Obama and Republicans in Congress were not totally irresponsible in their disagreements on fiscal matters. They avoided the “fiscal cliff” of draconian budget cuts and tax increases at the beginning of 2013 that would have led to recession and higher unemployment. Instead, at the final moment, before serious economic damage set in, on January 1, 2013, they passed the American Taxpayer Relief Act of 2012. They wrangled through the debt-ceiling crisis of 2013, shut down the government briefly, and then Congress in October, 2013 passed the Continuing Appropriations Act, 2014, and continued to raise the debt ceiling through 2014. Jared Bernstein, a former chief economist for Vice President Biden, wrote:
“In 2013, fiscal policy — taxing and spending decisions — subtracted around 1.5 percentage points off of the growth in gross domestic product. That’s equivalent to over a million jobs.”
But in 2014, fiscal policy was relatively neutral in terms of its impact on economic growth, Bernstein wrote.
“That’s both a marked improvement — a clear move towards “do-no-harm” — and a reason why employment growth has accelerated this year compared to last: in the first seven months of this year, we’ve added an average of 230,000 jobs per month compared to 196,000 over the comparable period last year, a cumulative difference of 240,000 jobs. That’s not a huge difference, but I’ll take it.”
The defeat of House Majority Leader Eric Cantor in a Virginia Republican Primary in spring 2014, Republicans increasing their numbers in the House and take-over of the Senate suggests they now have an incentive to show they can govern responsibly. There was a great sense in numerous journalistic accounts that Cantor undermined Boehner’s attempts to strike a deal with Obama, and that the Tea Party wing preferred fiscal crisis to an actual budget agreement with Obama.
By the end of 2014, the deficit has declined to 2.8% of GDP, meaning that robust economic growth combined with fiscal restraint on the part of Congress and the President have weathered the crisis.

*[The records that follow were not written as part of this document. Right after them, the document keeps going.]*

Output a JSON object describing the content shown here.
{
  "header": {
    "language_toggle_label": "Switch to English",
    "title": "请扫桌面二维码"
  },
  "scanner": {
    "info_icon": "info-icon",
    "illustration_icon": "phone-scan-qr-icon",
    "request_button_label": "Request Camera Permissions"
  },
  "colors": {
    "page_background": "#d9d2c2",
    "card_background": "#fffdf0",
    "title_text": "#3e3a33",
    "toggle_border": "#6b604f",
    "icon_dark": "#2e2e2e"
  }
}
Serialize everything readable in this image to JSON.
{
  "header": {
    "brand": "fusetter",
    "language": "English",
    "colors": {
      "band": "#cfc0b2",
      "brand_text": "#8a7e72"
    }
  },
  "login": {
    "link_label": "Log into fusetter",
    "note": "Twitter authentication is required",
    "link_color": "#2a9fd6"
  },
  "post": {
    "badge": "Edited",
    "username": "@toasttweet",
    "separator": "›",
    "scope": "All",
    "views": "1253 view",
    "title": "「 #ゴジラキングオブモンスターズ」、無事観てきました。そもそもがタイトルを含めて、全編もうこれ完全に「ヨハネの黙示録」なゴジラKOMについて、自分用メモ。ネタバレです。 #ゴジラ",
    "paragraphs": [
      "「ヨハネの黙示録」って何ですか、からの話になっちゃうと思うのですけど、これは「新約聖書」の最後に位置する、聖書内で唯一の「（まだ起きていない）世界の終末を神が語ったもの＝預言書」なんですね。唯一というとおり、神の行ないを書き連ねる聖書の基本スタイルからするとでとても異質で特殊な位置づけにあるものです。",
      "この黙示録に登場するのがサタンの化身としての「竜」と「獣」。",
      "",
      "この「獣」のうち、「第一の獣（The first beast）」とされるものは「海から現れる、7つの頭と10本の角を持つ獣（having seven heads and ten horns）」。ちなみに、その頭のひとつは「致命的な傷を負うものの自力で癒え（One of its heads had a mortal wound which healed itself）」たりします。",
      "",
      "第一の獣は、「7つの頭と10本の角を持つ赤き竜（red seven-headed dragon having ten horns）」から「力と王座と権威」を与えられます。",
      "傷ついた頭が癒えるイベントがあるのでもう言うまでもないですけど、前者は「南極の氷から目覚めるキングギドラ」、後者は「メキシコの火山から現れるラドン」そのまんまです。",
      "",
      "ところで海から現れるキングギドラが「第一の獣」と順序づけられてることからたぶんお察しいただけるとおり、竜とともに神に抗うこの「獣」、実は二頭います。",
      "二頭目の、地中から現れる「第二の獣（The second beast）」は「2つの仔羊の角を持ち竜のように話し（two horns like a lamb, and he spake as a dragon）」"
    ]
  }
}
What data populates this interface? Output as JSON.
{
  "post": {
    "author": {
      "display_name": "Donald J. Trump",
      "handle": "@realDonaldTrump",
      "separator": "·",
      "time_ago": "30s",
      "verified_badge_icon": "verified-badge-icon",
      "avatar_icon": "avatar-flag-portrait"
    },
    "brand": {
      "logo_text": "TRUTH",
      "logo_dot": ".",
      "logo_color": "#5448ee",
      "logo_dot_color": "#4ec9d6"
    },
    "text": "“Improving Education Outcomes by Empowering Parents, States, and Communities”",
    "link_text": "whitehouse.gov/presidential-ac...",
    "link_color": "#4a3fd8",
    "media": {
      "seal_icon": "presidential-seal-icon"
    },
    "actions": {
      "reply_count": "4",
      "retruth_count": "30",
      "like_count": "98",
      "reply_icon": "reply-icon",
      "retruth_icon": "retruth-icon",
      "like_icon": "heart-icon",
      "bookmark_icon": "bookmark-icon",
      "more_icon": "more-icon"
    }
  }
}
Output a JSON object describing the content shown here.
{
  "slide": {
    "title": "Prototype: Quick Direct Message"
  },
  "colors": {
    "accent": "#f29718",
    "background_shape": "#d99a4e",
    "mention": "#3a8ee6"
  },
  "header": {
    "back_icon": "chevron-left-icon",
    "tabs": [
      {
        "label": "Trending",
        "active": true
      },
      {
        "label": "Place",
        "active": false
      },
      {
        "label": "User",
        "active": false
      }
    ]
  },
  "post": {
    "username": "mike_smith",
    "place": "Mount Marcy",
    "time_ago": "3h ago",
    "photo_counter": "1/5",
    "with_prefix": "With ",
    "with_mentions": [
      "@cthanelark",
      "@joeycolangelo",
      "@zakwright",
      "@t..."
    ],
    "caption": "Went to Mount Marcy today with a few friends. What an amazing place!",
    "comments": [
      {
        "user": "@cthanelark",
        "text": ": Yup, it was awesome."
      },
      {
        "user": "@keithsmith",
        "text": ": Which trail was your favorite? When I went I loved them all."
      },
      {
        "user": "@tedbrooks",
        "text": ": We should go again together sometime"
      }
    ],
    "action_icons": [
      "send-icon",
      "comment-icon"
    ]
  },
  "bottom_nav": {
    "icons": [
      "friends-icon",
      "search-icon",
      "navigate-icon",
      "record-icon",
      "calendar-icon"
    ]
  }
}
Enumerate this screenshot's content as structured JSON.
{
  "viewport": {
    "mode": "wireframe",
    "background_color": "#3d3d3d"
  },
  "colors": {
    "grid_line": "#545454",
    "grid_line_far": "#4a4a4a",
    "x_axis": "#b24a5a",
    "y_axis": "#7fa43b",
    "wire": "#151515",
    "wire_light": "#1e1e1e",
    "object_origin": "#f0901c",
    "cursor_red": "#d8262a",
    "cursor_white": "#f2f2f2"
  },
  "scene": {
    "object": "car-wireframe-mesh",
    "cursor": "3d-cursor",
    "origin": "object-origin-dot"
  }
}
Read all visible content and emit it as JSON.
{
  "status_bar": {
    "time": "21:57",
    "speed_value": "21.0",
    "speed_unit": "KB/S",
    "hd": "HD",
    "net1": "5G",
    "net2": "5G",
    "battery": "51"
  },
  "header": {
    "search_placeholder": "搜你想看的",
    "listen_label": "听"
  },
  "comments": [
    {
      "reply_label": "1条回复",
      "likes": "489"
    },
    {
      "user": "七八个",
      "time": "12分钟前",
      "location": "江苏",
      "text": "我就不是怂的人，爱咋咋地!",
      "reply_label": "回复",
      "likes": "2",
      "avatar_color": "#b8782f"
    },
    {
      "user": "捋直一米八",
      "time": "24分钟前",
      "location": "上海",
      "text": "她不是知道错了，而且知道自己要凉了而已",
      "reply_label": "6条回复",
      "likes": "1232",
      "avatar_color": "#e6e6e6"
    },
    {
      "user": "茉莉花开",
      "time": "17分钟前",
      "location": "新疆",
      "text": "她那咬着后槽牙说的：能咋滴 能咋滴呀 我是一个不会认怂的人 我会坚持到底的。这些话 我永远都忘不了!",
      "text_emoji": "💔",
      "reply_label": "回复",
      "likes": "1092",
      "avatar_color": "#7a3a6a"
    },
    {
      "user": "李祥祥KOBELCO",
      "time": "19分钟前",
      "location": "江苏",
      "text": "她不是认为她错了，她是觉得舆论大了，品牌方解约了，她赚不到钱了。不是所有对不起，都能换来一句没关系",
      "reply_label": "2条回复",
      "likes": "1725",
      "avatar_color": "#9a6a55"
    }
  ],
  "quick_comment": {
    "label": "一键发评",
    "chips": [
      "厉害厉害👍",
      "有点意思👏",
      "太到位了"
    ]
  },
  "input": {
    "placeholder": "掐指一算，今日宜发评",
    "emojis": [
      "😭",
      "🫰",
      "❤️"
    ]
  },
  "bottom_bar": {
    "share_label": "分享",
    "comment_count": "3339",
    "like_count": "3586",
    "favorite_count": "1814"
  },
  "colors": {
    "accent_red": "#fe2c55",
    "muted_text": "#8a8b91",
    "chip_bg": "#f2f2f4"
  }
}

The American economy is growing far faster than the economies of Europe, Russia or China….Truth is that for all the blather from Washington, the government stalemates of 2011-14 seems to have had little long-term effect on the American economy.